### Data records for software interfaces:
------------------------------------------------------------

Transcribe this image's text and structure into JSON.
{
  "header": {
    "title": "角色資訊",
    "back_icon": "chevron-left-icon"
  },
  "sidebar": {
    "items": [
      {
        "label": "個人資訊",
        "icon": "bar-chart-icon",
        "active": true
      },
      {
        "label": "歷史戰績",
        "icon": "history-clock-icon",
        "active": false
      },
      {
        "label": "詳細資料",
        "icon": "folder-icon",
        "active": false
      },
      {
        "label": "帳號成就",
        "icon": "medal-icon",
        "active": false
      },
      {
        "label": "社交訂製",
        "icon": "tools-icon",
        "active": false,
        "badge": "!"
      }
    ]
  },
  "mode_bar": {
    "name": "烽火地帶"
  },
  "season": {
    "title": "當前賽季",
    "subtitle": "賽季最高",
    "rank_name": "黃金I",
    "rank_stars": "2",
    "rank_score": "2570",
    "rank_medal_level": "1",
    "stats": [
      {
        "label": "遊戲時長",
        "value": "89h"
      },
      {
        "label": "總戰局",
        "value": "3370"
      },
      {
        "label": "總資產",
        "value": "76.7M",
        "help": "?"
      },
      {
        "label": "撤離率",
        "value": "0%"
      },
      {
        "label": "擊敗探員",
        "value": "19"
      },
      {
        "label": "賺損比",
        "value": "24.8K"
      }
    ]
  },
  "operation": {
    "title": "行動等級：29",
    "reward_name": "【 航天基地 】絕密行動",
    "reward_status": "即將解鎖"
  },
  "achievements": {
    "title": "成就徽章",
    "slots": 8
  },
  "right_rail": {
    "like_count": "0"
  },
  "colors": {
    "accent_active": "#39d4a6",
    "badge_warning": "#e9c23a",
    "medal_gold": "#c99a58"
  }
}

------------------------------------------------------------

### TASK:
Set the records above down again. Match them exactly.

### RESPONSE TO THE EXERCISE:
Transcribe this image's text and structure into JSON.
{
  "header": {
    "title": "角色資訊",
    "back_icon": "chevron-left-icon"
  },
  "sidebar": {
    "items": [
      {
        "label": "個人資訊",
        "icon": "bar-chart-icon",
        "active": true
      },
      {
        "label": "歷史戰績",
        "icon": "history-clock-icon",
        "active": false
      },
      {
        "label": "詳細資料",
        "icon": "folder-icon",
        "active": false
      },
      {
        "label": "帳號成就",
        "icon": "medal-icon",
        "active": false
      },
      {
        "label": "社交訂製",
        "icon": "tools-icon",
        "active": false,
        "badge": "!"
      }
    ]
  },
  "mode_bar": {
    "name": "烽火地帶"
  },
  "season": {
    "title": "當前賽季",
    "subtitle": "賽季最高",
    "rank_name": "黃金I",
    "rank_stars": "2",
    "rank_score": "2570",
    "rank_medal_level": "1",
    "stats": [
      {
        "label": "遊戲時長",
        "value": "89h"
      },
      {
        "label": "總戰局",
        "value": "3370"
      },
      {
        "label": "總資產",
        "value": "76.7M",
        "help": "?"
      },
      {
        "label": "撤離率",
        "value": "0%"
      },
      {
        "label": "擊敗探員",
        "value": "19"
      },
      {
        "label": "賺損比",
        "value": "24.8K"
      }
    ]
  },
  "operation": {
    "title": "行動等級：29",
    "reward_name": "【 航天基地 】絕密行動",
    "reward_status": "即將解鎖"
  },
  "achievements": {
    "title": "成就徽章",
    "slots": 8
  },
  "right_rail": {
    "like_count": "0"
  },
  "colors": {
    "accent_active": "#39d4a6",
    "badge_warning": "#e9c23a",
    "medal_gold": "#c99a58"
  }
}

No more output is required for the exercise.